ABOUT THIS TASK:
Which lines of the entries contain the string "date"? Copy each of them.

====== DATA FOR THIS TASK

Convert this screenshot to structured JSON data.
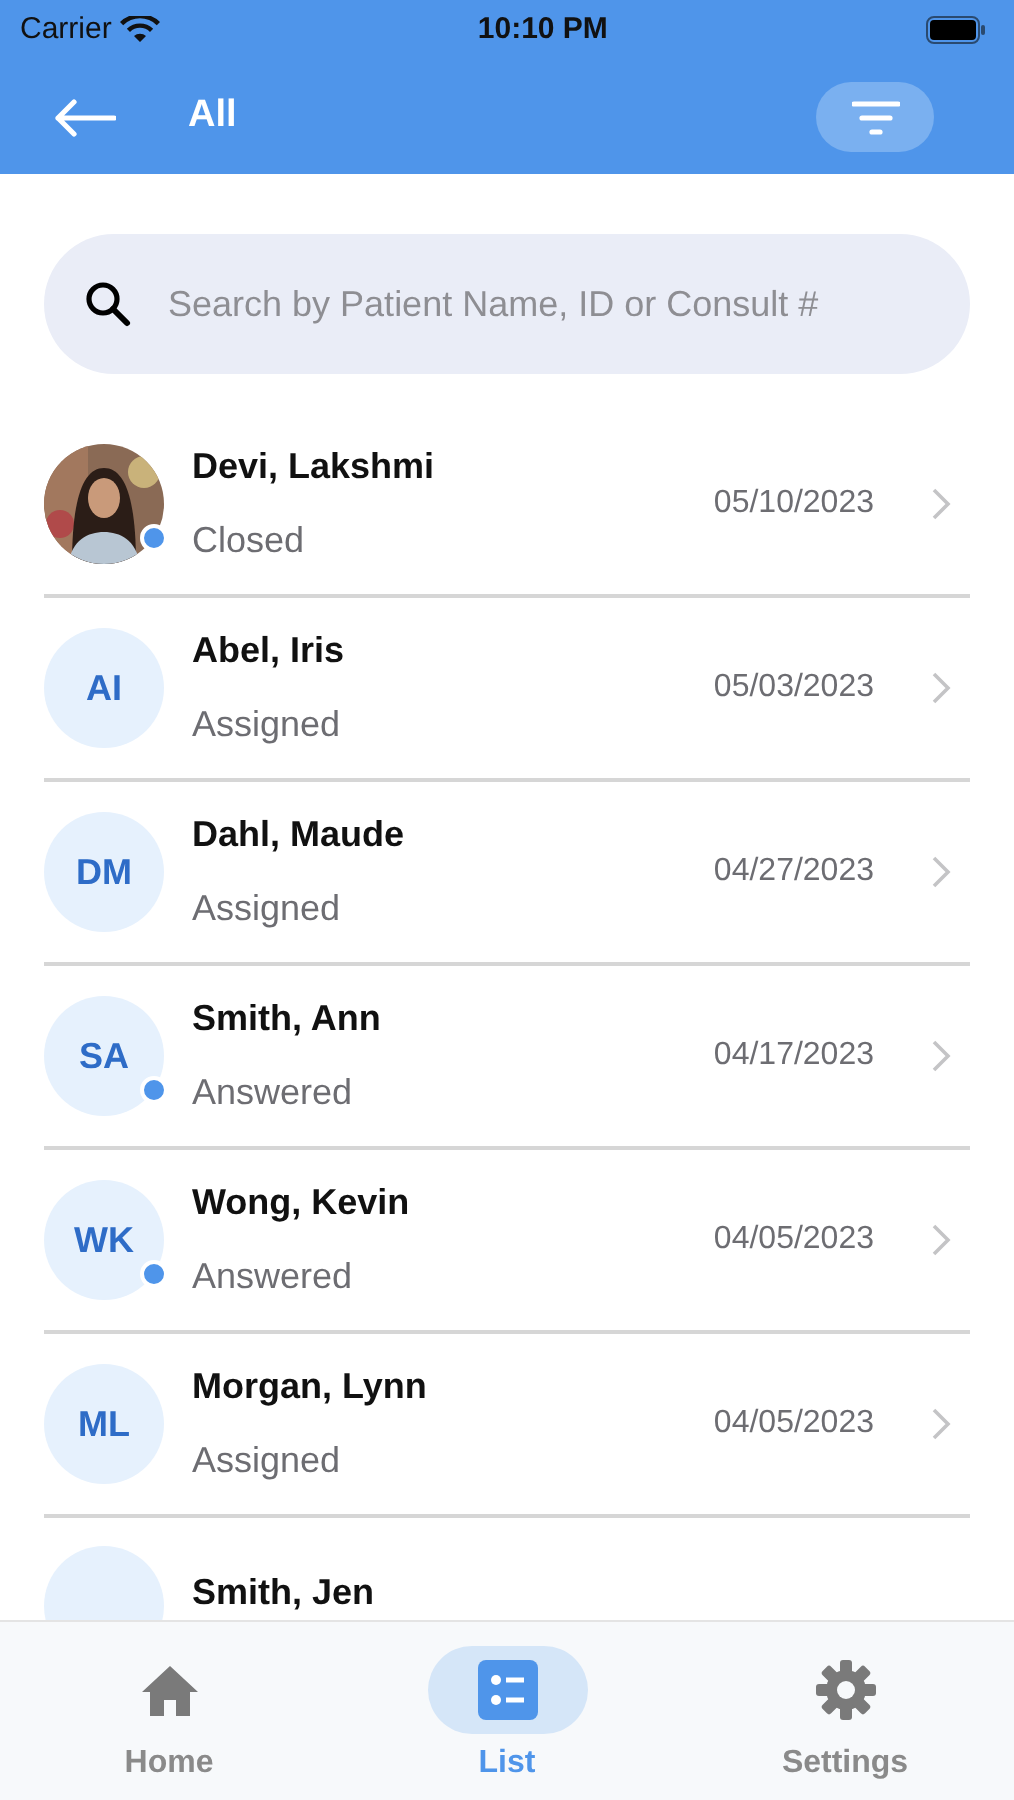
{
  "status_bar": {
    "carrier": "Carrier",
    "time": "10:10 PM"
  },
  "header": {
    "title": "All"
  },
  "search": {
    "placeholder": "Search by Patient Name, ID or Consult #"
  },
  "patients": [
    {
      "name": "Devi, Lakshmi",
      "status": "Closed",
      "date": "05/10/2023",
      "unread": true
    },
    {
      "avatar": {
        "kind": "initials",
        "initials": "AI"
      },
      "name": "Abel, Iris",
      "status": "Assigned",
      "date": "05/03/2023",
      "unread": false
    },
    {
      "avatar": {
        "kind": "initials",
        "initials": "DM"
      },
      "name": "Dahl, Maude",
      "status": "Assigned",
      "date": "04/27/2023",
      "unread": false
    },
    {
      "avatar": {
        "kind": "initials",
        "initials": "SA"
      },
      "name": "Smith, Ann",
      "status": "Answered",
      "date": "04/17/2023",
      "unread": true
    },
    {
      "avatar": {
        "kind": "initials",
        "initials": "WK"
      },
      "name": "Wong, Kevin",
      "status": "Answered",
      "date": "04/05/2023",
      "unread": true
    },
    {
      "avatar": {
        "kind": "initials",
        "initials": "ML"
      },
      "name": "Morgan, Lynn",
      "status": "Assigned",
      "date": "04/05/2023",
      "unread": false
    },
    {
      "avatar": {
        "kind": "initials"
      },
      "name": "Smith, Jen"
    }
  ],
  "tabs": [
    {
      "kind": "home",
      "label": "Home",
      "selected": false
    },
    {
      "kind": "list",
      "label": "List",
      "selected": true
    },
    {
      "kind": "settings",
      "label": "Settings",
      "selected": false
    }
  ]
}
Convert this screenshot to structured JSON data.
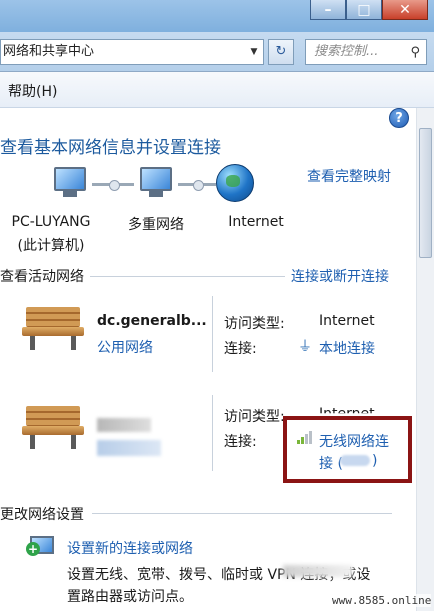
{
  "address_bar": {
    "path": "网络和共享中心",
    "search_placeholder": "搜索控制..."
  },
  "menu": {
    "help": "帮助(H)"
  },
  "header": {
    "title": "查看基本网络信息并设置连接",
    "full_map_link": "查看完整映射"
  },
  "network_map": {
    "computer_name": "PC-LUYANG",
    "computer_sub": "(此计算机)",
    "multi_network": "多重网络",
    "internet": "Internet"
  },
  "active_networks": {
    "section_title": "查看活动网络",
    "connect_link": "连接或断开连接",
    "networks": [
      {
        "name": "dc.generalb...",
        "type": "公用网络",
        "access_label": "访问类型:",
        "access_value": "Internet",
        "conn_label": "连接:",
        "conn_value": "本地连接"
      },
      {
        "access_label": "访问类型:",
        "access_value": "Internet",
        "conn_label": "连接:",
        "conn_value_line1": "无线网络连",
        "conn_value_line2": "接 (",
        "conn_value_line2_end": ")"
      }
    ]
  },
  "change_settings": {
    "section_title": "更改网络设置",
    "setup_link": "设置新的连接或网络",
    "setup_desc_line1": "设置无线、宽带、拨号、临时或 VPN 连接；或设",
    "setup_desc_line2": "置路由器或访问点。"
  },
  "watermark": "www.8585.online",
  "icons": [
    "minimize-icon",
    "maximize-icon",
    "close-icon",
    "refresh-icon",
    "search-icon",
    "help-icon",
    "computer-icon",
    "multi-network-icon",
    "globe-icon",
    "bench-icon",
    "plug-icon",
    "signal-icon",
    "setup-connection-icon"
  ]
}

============

SOLUTION:
      "date": "05/10/2023",
      "date": "05/03/2023",
      "date": "04/27/2023",
      "date": "04/17/2023",
      "date": "04/05/2023",
      "date": "04/05/2023",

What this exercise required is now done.